(STORED DATA Opens)

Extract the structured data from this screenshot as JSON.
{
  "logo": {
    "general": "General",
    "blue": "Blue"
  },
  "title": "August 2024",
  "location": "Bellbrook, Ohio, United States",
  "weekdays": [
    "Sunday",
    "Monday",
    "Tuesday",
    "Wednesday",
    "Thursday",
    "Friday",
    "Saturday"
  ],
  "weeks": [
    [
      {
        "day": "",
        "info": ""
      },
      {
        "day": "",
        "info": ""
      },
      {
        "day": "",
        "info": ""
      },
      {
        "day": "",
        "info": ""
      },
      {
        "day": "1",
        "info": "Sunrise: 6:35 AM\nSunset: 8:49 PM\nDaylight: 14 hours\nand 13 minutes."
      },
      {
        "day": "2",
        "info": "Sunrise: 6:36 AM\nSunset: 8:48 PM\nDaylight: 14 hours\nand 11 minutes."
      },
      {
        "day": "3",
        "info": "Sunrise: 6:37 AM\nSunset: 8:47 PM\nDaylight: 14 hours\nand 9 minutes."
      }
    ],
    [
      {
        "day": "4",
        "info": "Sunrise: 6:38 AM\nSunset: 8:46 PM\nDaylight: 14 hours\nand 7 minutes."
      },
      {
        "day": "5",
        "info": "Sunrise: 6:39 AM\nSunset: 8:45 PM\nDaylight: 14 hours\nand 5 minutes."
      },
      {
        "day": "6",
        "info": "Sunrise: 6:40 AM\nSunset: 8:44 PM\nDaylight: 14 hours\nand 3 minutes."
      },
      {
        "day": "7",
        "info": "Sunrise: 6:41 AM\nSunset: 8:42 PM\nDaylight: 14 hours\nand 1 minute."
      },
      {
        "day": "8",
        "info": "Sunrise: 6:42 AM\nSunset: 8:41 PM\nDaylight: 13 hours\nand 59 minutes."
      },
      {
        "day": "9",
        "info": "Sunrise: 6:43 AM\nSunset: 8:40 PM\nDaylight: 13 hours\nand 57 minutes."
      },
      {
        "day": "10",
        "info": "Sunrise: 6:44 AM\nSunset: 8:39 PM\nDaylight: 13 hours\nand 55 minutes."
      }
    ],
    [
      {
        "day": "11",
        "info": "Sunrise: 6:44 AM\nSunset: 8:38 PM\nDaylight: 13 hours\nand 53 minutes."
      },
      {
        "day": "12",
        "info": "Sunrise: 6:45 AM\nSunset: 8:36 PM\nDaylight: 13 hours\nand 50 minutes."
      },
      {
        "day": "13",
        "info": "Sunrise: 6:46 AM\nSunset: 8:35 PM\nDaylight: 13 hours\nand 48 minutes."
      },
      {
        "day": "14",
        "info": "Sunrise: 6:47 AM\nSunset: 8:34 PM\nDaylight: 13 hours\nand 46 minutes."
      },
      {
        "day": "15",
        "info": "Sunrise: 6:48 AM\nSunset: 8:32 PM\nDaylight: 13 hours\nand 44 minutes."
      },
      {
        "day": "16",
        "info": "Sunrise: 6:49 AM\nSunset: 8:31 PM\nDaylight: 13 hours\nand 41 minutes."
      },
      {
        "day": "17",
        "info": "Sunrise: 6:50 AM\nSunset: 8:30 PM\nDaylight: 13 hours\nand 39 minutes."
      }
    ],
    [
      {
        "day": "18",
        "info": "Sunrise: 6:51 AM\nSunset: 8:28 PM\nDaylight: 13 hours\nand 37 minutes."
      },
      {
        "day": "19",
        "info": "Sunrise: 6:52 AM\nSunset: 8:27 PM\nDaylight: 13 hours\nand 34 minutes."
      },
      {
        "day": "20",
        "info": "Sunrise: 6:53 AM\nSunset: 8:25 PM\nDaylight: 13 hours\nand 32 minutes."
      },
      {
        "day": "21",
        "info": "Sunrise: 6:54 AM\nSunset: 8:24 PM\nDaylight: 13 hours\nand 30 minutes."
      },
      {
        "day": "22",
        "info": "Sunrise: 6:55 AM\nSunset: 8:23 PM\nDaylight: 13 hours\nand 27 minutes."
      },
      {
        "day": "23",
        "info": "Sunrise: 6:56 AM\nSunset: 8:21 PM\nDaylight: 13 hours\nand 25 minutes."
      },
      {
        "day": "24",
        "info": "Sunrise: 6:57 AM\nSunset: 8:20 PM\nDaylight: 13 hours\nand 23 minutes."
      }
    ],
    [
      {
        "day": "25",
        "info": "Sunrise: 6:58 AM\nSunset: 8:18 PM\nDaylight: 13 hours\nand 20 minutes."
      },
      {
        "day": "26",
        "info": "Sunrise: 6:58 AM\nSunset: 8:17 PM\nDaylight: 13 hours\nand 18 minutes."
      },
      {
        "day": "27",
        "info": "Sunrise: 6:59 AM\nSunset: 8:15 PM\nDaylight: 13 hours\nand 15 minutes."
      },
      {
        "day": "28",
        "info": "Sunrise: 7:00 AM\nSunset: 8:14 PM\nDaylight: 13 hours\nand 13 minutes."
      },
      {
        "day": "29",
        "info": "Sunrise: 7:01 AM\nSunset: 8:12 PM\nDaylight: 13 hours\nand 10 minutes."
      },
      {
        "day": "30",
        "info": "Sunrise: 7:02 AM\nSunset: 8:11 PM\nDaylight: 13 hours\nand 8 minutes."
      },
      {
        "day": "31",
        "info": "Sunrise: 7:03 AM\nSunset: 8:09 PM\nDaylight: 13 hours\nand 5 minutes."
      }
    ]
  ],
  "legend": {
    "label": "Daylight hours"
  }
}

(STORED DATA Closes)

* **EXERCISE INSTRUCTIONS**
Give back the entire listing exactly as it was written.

* **RESPONSE TO THE EXERCISE**
Extract the structured data from this screenshot as JSON.
{
  "logo": {
    "general": "General",
    "blue": "Blue"
  },
  "title": "August 2024",
  "location": "Bellbrook, Ohio, United States",
  "weekdays": [
    "Sunday",
    "Monday",
    "Tuesday",
    "Wednesday",
    "Thursday",
    "Friday",
    "Saturday"
  ],
  "weeks": [
    [
      {
        "day": "",
        "info": ""
      },
      {
        "day": "",
        "info": ""
      },
      {
        "day": "",
        "info": ""
      },
      {
        "day": "",
        "info": ""
      },
      {
        "day": "1",
        "info": "Sunrise: 6:35 AM\nSunset: 8:49 PM\nDaylight: 14 hours\nand 13 minutes."
      },
      {
        "day": "2",
        "info": "Sunrise: 6:36 AM\nSunset: 8:48 PM\nDaylight: 14 hours\nand 11 minutes."
      },
      {
        "day": "3",
        "info": "Sunrise: 6:37 AM\nSunset: 8:47 PM\nDaylight: 14 hours\nand 9 minutes."
      }
    ],
    [
      {
        "day": "4",
        "info": "Sunrise: 6:38 AM\nSunset: 8:46 PM\nDaylight: 14 hours\nand 7 minutes."
      },
      {
        "day": "5",
        "info": "Sunrise: 6:39 AM\nSunset: 8:45 PM\nDaylight: 14 hours\nand 5 minutes."
      },
      {
        "day": "6",
        "info": "Sunrise: 6:40 AM\nSunset: 8:44 PM\nDaylight: 14 hours\nand 3 minutes."
      },
      {
        "day": "7",
        "info": "Sunrise: 6:41 AM\nSunset: 8:42 PM\nDaylight: 14 hours\nand 1 minute."
      },
      {
        "day": "8",
        "info": "Sunrise: 6:42 AM\nSunset: 8:41 PM\nDaylight: 13 hours\nand 59 minutes."
      },
      {
        "day": "9",
        "info": "Sunrise: 6:43 AM\nSunset: 8:40 PM\nDaylight: 13 hours\nand 57 minutes."
      },
      {
        "day": "10",
        "info": "Sunrise: 6:44 AM\nSunset: 8:39 PM\nDaylight: 13 hours\nand 55 minutes."
      }
    ],
    [
      {
        "day": "11",
        "info": "Sunrise: 6:44 AM\nSunset: 8:38 PM\nDaylight: 13 hours\nand 53 minutes."
      },
      {
        "day": "12",
        "info": "Sunrise: 6:45 AM\nSunset: 8:36 PM\nDaylight: 13 hours\nand 50 minutes."
      },
      {
        "day": "13",
        "info": "Sunrise: 6:46 AM\nSunset: 8:35 PM\nDaylight: 13 hours\nand 48 minutes."
      },
      {
        "day": "14",
        "info": "Sunrise: 6:47 AM\nSunset: 8:34 PM\nDaylight: 13 hours\nand 46 minutes."
      },
      {
        "day": "15",
        "info": "Sunrise: 6:48 AM\nSunset: 8:32 PM\nDaylight: 13 hours\nand 44 minutes."
      },
      {
        "day": "16",
        "info": "Sunrise: 6:49 AM\nSunset: 8:31 PM\nDaylight: 13 hours\nand 41 minutes."
      },
      {
        "day": "17",
        "info": "Sunrise: 6:50 AM\nSunset: 8:30 PM\nDaylight: 13 hours\nand 39 minutes."
      }
    ],
    [
      {
        "day": "18",
        "info": "Sunrise: 6:51 AM\nSunset: 8:28 PM\nDaylight: 13 hours\nand 37 minutes."
      },
      {
        "day": "19",
        "info": "Sunrise: 6:52 AM\nSunset: 8:27 PM\nDaylight: 13 hours\nand 34 minutes."
      },
      {
        "day": "20",
        "info": "Sunrise: 6:53 AM\nSunset: 8:25 PM\nDaylight: 13 hours\nand 32 minutes."
      },
      {
        "day": "21",
        "info": "Sunrise: 6:54 AM\nSunset: 8:24 PM\nDaylight: 13 hours\nand 30 minutes."
      },
      {
        "day": "22",
        "info": "Sunrise: 6:55 AM\nSunset: 8:23 PM\nDaylight: 13 hours\nand 27 minutes."
      },
      {
        "day": "23",
        "info": "Sunrise: 6:56 AM\nSunset: 8:21 PM\nDaylight: 13 hours\nand 25 minutes."
      },
      {
        "day": "24",
        "info": "Sunrise: 6:57 AM\nSunset: 8:20 PM\nDaylight: 13 hours\nand 23 minutes."
      }
    ],
    [
      {
        "day": "25",
        "info": "Sunrise: 6:58 AM\nSunset: 8:18 PM\nDaylight: 13 hours\nand 20 minutes."
      },
      {
        "day": "26",
        "info": "Sunrise: 6:58 AM\nSunset: 8:17 PM\nDaylight: 13 hours\nand 18 minutes."
      },
      {
        "day": "27",
        "info": "Sunrise: 6:59 AM\nSunset: 8:15 PM\nDaylight: 13 hours\nand 15 minutes."
      },
      {
        "day": "28",
        "info": "Sunrise: 7:00 AM\nSunset: 8:14 PM\nDaylight: 13 hours\nand 13 minutes."
      },
      {
        "day": "29",
        "info": "Sunrise: 7:01 AM\nSunset: 8:12 PM\nDaylight: 13 hours\nand 10 minutes."
      },
      {
        "day": "30",
        "info": "Sunrise: 7:02 AM\nSunset: 8:11 PM\nDaylight: 13 hours\nand 8 minutes."
      },
      {
        "day": "31",
        "info": "Sunrise: 7:03 AM\nSunset: 8:09 PM\nDaylight: 13 hours\nand 5 minutes."
      }
    ]
  ],
  "legend": {
    "label": "Daylight hours"
  }
}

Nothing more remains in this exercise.